Google's Bid for Motorola Mobility Reportedly Increased during Negotiations

By Ed Silverstein September 15, 2011

Google was willing to pay 33 percent more – to $12.5 billion – for Motorola Mobility Holdings after offers and counter-offers during what appears to be some intense negotiations, according to news reports.

The two companies spent two weeks negotiating the deal, according to Reuters, citing information from a new filing from the U.S. Securities and Exchange Commission. Early in the process, Google was willing to pay $30 per Motorola share but then paid $40 a share. The $40 per Motorola share, announced on August 15, was a 63 percent premium to the company’s close on August 12.

The boards of both companies have approved the deal, according to TechZone360.

TechZone360 also reported that Motorola Mobility was in talks with several other interested parties, including Microsoft.  The talks were going on for a lengthy period of time.

The main draw for Google with Motorola appears to be its numerous patents. “The deal it struck gives it access to Motorola Mobility’s strong portfolio of 17,000 current patents and 7,500 patent applications across wireless standards and non-essential patents on wireless service delivery,” Gigaom said.

Microsoft was also interested in Motorola Mobility’s numerous patents. The patents, in Microsoft’s hands, could have hurt Google’s Android operating system, Forbes said.

The Google-Motorola Mobility deal is subject to closing conditions, such as regulatory approvals in the United States, the European Union and other locations, and the approval of Motorola Mobility’s stockholders. The transaction is expected to close by the end of 2011 or early 2012, according to media reports.
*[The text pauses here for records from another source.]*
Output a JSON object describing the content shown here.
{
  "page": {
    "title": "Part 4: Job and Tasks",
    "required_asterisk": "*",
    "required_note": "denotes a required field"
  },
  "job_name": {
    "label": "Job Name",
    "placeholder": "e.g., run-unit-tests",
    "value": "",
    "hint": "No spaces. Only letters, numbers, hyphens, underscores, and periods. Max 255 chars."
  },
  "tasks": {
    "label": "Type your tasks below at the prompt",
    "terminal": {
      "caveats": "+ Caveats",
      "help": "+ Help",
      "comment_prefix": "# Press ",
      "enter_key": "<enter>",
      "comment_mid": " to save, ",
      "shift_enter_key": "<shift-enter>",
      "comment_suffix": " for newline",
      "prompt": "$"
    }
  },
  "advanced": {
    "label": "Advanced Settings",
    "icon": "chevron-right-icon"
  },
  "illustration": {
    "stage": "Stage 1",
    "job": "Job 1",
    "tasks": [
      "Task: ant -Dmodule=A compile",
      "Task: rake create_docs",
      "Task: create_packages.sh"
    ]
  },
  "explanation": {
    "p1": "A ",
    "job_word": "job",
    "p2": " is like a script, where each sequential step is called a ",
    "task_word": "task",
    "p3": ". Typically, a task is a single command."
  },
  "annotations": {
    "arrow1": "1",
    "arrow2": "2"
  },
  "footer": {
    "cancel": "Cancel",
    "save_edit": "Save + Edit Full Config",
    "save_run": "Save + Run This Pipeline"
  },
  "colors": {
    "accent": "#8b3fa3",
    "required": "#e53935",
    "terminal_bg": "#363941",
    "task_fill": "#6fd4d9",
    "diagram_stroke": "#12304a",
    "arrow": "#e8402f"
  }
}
“Motorola Mobility’s total commitment to Android has created a natural fit for our two companies,” Larry Page, CEO of Google, said in a company statement when the deal was announced. “Together, we will create amazing user experiences that supercharge the entire Android ecosystem for the benefit of consumers, partners and developers.”



Ed Silverstein is a TechZone360 contributor. To read more of his articles, please visit his columnist page.

Edited by Jennifer Russell

TechZone360 Contributor

SHARE THIS ARTICLE
Related Articles

Microsoft Research Project Allows for Inexpensive 3D Scanning from a Smartphone

By: Christopher Mohr    8/27/2015

It is now possible to perform 3D scanning from a smartphone, without additional hardware or an Internet connection, thanks to a new Microsoft Research…

Read More

Amazon's Scaled Back Consumer Device Efforts, Dash Button, and More

By: Paula Bernier    8/27/2015

Word is that Amazon is scaling way back on its consumer devices efforts, having let go of dozens of Lab126 engineers who worked on its Fire phone, acc…

Read More

The 4K War is Brewing, but Don't Expect a Crowned Winner

By: Special Guest    8/27/2015

The hype around 4K Ultra HD video is growing and we're seeing it gain traction in real ways. From the NFL Network and CBS using 4K cameras to capture …

Read More

Wallet Wars Part 2: Thanks to EMV, the Force is with Mobile Wallets

By: Special Guest    8/26/2015

In December 2015, when "Star Wars: The Force Awakens" hits movie theatres across the U.S., a very different type of force will 'awaken' the mobile wal…

Read More

Major Automakers Forge Alliance to Combat Cyberattackers

By: Joe Rizzo    8/25/2015

If you take a few minutes to think about what hackers go after, you'll realize that it is anything that has an Internet connection. Thanks to the Inte…

Read More